WRITTEN BY NICOLE GLISSON, COORDINATOR OF POSITIVE EDUCATION, TEACHER OF DRAMA AND THEATRE, (OBSERVATIONS SHARED BY JUSTINE GARDINER, RICHARD HEAZLEWOOD AND MANY AIS TEACHERS AND PARENTS).
Insights into Home Based Learning (HBL)
I write this article from the same desk, in the same chair, looking out of the same window that I have been for over a month; not where I envisaged I would spend Term 2 of 2020. It’s been nearly six weeks since I last saw my students and colleagues in person and it may be a number of weeks yet until I see them again.
How did we prepare for HBL?
As we began to see the effect that Covid-19 was having on the world around us early in Term 1, we developed our ‘Continuity of Instruction’ plan. We had a number of strategies ready to respond to whatever situation arose.
Fortunately, we had already been exploring and developing the use of the Google Suite for some time as a school. Google Meet has allowed us to retain the human aspect of teaching in HBL. As students’ faces pop onto the screen at the beginning of a lesson it is wonderful to engage in the informal conversations that we would have at school. I have seen most students’ pets, have conducted classes whilst wearing crazy wigs and have taken lots of physical brain breaks.
What have been the challenges of HBL?
Connection and space!
Wifi connectivity is one issue but human connection has been the bigger challenge. Humans are social beings. We thrive together. So during this time we miss our friends, we miss the freedom of freely going out and we miss the energy of learning together. On the other hand being confined in the one space with the same people for a long period of time also has challenges. In my family, there are two adults working from home and two teenagers learning from home; we all share the ups and downs of this new style of education. We have set up multiple workstations, often vying for privacy, quiet and workspace.
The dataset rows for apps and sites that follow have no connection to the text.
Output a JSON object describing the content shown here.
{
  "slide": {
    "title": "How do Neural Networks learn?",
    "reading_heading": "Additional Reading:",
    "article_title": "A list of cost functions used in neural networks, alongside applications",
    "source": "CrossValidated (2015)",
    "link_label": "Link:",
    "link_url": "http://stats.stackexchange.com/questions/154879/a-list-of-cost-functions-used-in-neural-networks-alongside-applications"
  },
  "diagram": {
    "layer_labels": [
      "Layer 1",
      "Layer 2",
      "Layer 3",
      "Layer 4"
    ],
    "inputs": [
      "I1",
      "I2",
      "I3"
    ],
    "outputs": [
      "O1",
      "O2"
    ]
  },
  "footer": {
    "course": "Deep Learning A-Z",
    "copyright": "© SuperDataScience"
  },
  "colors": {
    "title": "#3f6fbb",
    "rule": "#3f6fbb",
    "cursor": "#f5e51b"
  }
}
What have teachers learnt?
We have a new appreciation for the importance of routine and structure. STRIVE is our lesson to connect in homerooms each morning, sharing stories, building relationships and learning skills for living well. Our daily STRIVE check-ins and maintaining the timetable has reinforced some normalcy. We have learnt to be innovators, embracing a growth-mindset approach to adapting content, teaching styles and expectations each day.
We’ve also reaffirmed our commitment to prioritise wellbeing: our students’ and our own. ‘Academic wellbeing’ is a concept we have discussed at length at AIS and never has the relationship between how we feel and how we do been clearer. Our Wellbeing Team (including Heads of Year) have been proactive in identifying who is flourishing and who needs support. Our School Counsellors have also continued to be wonderfully supportive and available online for students and staff alike.
Many students (especially Years 11 and 12) have enjoyed taking more control over their own learning, being able to prioritise and manage their tasks and spend more time on certain tasks. Students can also have one-on-one chats with their teachers to develop ideas, ask questions or just check-in.
This video was created by the secondary school prefects; it speaks to the staff/student relationship and we are so proud to be a part of their learning journey.
Parents’ reaction to HBL?
This has been very positive. This week we conducted our first online Parent Teacher Conferences and, if the positive feedback is anything to go by, it may not be the last. The following parent comment gets to the heart of the AIS Way:
Every single teacher began the interview asking how the kids were going, how they were feeling about HBL and we really felt the engagement level, knowledge about the child and care was at the top level.
We dearly miss being at school but we have learnt that we can thrive anywhere when we have such a strong sense of belonging to a community like AIS. #WeAreAIS